§ **REQUIRED ACTION**: Look through the material that follows and show every line with the string "iPhone".

§ **GIVEN DATA**:
================
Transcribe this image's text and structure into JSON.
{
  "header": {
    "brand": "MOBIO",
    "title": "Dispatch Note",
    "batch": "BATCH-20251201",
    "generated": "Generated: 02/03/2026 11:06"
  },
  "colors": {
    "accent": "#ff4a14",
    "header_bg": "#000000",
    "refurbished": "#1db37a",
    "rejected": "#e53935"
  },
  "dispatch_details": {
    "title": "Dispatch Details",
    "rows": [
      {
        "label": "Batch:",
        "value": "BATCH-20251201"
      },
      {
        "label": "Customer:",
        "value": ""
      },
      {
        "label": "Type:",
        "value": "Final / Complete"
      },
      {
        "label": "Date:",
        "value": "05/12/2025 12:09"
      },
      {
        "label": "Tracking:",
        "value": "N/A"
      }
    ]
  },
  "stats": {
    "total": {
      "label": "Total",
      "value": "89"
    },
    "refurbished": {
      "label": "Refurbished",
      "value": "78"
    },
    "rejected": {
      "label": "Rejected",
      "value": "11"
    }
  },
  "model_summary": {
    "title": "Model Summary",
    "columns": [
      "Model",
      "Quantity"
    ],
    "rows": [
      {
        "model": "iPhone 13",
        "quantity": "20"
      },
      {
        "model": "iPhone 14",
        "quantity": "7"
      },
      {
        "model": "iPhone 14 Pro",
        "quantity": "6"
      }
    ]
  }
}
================
§ **TASK RESPONSE**:
        "model": "iPhone 13",
        "model": "iPhone 14",
        "model": "iPhone 14 Pro",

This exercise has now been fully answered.